**TASK OBJECTIVE**
Look for the string "graph" in the data below, and copy each line that holds it.

(App and web page records)

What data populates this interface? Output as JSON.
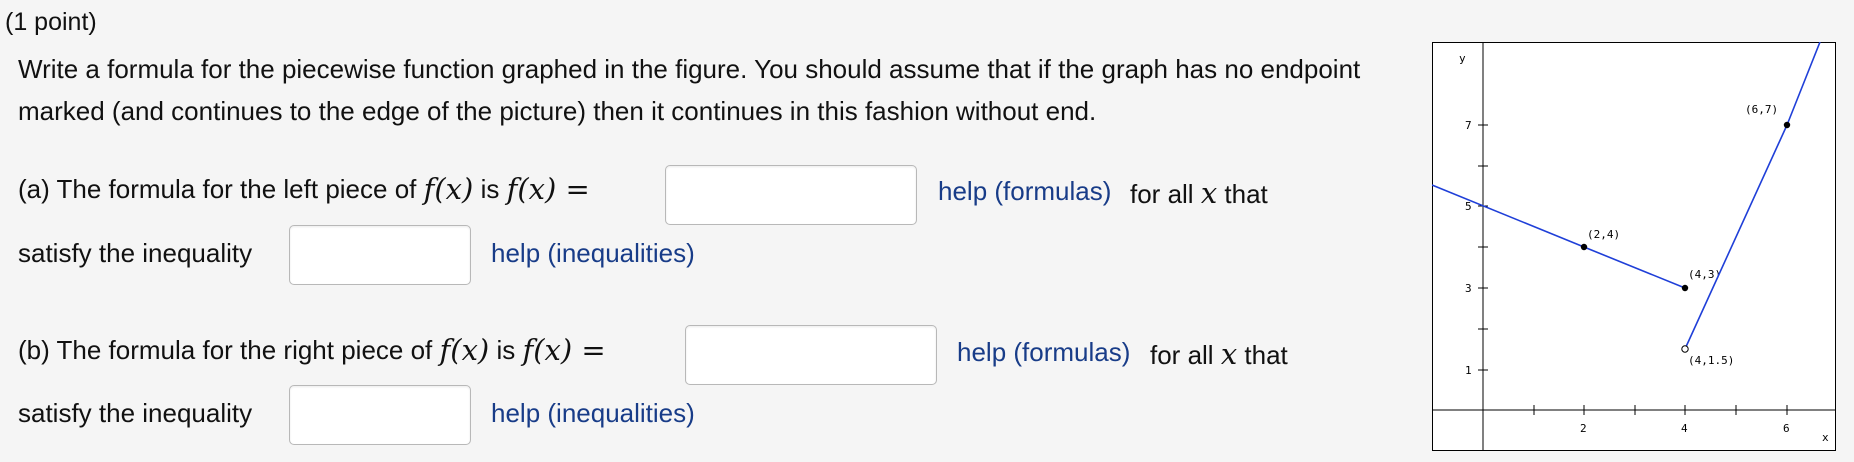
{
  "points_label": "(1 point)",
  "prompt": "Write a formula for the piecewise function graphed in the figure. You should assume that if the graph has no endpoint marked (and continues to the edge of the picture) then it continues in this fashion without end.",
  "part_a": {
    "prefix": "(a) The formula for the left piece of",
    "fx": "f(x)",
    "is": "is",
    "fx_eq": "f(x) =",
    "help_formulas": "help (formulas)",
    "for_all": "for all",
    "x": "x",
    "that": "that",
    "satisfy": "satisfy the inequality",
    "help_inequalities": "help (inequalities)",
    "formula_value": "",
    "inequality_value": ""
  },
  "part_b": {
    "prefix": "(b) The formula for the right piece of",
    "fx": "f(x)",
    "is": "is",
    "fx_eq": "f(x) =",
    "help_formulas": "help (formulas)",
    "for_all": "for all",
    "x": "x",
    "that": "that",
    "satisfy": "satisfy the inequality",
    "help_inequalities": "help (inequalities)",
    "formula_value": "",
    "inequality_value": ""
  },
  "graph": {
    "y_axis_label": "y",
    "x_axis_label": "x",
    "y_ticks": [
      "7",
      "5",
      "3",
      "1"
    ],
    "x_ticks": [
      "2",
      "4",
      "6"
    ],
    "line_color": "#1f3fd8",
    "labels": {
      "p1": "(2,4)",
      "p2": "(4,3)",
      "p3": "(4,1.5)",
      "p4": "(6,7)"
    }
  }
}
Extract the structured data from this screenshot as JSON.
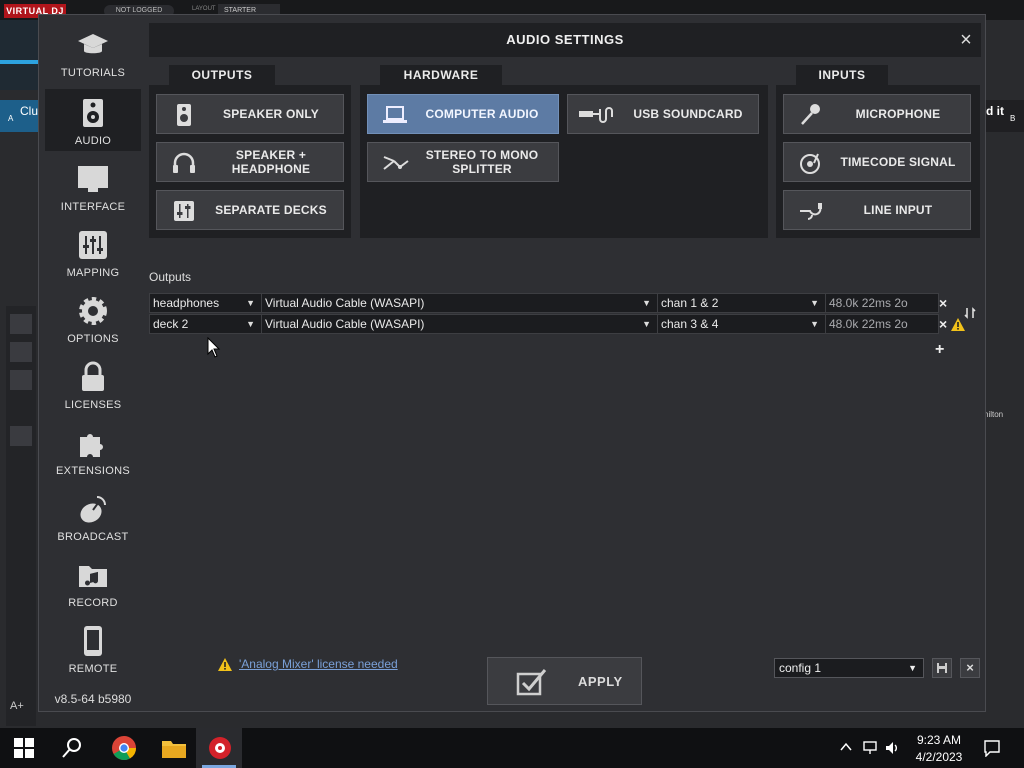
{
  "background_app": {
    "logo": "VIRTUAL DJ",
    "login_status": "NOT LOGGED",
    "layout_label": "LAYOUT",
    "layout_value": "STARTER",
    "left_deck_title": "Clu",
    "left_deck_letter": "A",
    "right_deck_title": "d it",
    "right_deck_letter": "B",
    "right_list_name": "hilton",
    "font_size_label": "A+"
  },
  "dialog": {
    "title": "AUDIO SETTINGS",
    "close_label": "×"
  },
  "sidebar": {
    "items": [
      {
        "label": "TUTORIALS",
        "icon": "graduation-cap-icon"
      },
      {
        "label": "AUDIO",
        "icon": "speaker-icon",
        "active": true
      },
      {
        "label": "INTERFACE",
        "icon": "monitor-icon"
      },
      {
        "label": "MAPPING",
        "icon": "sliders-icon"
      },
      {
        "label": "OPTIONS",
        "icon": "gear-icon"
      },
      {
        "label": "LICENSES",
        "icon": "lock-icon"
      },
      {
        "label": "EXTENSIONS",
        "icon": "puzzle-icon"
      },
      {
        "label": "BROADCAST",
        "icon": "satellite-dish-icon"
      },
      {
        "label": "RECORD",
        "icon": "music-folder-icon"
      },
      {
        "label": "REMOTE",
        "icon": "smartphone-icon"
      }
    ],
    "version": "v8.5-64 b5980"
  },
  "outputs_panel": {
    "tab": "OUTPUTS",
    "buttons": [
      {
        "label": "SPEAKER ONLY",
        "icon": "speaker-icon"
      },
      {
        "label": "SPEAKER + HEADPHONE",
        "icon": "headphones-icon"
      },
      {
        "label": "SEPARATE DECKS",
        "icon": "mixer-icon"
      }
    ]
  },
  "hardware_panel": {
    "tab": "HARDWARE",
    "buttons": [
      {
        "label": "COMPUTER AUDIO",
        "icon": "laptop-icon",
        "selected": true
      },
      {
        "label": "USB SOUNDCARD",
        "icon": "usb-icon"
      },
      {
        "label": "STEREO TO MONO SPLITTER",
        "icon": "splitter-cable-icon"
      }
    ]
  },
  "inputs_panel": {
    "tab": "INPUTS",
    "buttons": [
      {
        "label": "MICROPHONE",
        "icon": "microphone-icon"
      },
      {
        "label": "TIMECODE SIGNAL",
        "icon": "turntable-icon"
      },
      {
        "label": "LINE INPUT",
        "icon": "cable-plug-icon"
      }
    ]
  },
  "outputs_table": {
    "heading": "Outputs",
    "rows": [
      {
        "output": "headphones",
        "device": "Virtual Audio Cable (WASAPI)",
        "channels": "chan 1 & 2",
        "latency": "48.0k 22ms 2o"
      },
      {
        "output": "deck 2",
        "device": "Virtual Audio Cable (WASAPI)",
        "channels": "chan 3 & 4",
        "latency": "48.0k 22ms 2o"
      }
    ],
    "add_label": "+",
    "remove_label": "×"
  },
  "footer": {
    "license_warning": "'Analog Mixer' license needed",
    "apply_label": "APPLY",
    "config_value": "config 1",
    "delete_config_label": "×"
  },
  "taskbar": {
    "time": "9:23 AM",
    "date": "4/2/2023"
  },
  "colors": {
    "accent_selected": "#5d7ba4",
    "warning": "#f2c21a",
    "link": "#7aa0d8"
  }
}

**ANSWER BELOW**
  "prompt": "Write a formula for the piecewise function graphed in the figure. You should assume that if the graph has no endpoint marked (and continues to the edge of the picture) then it continues in this fashion without end.",
  "graph": {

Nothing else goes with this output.